Solo Climber Dies on ‘Treacherous’ Section of Denali

A climber was found dead Monday after falling from the upper reaches of North America’s highest mountain.

Denali National Park and Preserve rangers located the deceased climber on Monday after family members reported them missing, Alaska officials said. The climber was attempting a solo ascent of Denali’s 6,190m summit, and kept in touch with family through an inReach communication device.

But on Sunday, a concerned family member said that they hadn’t heard from the climber in several days. After locating the climber’s empty tent at the top of the 4,940m ridge, rangers conducted interviews to determine the last known sighting.
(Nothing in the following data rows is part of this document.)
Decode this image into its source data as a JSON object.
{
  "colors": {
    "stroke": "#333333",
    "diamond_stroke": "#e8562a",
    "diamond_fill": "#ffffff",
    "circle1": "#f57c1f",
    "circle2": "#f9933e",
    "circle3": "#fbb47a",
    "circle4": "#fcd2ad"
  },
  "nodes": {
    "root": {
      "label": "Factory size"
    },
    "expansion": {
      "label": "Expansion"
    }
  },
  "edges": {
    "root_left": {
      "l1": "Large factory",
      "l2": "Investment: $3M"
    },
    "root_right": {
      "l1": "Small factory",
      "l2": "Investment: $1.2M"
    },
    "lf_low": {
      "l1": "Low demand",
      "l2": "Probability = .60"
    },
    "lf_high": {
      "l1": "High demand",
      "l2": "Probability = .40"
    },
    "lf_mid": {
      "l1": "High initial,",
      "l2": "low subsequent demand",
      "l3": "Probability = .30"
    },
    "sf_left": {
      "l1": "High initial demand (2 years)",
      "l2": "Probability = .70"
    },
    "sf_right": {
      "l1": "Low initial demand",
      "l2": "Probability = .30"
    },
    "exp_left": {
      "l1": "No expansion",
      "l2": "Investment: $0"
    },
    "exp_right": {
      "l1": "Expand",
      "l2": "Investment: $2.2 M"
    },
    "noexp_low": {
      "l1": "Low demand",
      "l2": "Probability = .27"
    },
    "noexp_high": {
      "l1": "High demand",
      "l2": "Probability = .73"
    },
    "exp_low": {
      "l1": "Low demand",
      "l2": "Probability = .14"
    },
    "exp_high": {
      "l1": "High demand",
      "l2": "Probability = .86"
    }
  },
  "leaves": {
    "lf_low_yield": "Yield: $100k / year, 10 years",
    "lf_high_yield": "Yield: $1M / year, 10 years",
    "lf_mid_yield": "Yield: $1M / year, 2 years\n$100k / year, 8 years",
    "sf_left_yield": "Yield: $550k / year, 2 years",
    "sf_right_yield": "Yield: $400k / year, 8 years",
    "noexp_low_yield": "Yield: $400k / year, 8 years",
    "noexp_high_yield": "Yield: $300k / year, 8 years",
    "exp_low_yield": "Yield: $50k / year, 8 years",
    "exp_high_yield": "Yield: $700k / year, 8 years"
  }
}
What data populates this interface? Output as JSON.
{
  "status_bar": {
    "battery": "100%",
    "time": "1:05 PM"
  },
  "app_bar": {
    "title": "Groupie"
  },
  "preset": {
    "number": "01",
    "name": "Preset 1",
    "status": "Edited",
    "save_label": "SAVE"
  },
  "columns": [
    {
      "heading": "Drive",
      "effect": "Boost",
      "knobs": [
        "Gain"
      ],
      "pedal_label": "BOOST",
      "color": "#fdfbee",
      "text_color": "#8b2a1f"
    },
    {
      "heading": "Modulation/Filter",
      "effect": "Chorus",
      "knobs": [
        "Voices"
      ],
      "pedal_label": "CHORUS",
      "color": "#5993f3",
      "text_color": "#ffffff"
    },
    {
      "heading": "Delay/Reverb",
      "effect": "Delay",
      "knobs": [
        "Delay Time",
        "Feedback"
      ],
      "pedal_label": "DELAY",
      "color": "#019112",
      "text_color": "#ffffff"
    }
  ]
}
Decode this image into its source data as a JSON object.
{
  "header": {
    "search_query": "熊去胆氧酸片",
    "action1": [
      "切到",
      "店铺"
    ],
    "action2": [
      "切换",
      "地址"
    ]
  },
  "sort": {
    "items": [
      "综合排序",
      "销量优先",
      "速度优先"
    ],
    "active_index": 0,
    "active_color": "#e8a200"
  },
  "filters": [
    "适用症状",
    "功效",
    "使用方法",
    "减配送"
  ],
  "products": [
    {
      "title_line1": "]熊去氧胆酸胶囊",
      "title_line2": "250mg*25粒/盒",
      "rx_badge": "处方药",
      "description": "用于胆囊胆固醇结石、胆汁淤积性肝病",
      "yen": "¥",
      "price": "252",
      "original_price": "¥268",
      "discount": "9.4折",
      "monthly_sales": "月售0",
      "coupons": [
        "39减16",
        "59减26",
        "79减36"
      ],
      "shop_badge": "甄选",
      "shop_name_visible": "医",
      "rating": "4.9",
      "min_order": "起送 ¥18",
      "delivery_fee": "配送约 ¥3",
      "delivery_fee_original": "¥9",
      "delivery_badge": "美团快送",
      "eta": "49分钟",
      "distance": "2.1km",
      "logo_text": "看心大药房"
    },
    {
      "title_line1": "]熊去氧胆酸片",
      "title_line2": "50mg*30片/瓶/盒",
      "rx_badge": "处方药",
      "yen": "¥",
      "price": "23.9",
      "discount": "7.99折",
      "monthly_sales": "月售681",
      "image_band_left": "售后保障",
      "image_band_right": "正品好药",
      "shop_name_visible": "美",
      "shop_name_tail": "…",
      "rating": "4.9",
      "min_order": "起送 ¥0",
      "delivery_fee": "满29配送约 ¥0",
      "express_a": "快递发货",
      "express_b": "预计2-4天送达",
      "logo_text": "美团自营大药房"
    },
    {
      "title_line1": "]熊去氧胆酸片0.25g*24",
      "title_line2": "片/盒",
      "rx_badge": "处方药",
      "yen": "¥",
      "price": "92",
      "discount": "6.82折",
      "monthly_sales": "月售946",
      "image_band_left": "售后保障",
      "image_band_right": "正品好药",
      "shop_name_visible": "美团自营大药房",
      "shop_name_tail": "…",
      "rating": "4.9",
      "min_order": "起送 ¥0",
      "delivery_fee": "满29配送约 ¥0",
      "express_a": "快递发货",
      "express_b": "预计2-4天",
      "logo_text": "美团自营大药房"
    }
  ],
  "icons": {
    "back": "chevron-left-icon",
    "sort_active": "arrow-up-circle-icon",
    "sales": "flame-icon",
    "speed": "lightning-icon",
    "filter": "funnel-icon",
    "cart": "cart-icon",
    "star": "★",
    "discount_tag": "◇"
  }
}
A climbing team had witnessed the soloist traversing from a 5,240m-plateau to Denali Pass at 5,550m on Wednesday, May 15, according to a news release.

That’s a dangerous area of the mountain even for experienced climbers, said Denali mountain guide and ExplorersWeb gear editor Chelsey Cook. Since 1980, at least 14 climbers have died in falls on this “treacherous section” of Denali’s West Buttress route, park officials said.

“It’s exposed and generally very icy,” Cook said. “If you slip, you’re likely going for a very long ride.”

West Buttress Route of Denali

The upper portion of the West Buttress Route of Denali, showing the approximate location of the incident. Photo: National Parks Service


Fatal fall

Rangers at the Walter Harper Talkeetna Ranger Station also collected satellite location data from the climber’s inReach account, according to a news release. That led them to a probable location of about 5,200m on Denali’s West Buttress. Since the device location hadn’t changed since May 16, it’s likely the climber fell on that day, officials said.

A patrol from the National Park Service discovered the climber’s body on Monday using a spotting scope. The rangers secured the climber’s body in place, and plan to return for body recovery when weather conditions improve.

The climber’s name will be released once the family has been notified.

Meanwhile, another 352 climbers are currently on the same route, according to park officials. However, most of them are much lower on the mountain this early in the climbing season, which typically begins in early May and ends in early July.


The original version of this story appeared on GearJunkie.

Andrew McLemore

An award-winning journalist and photographer, Andrew McLemore brings more than 14 years of experience to his position as Associate News Editor for Lola Digital Media. Andrew is also a musician, climber and traveler who currently lives in Medellin, Colombia. When he’s not writing, playing gigs or exploring the outdoors, he’s hanging out with his dog Campana.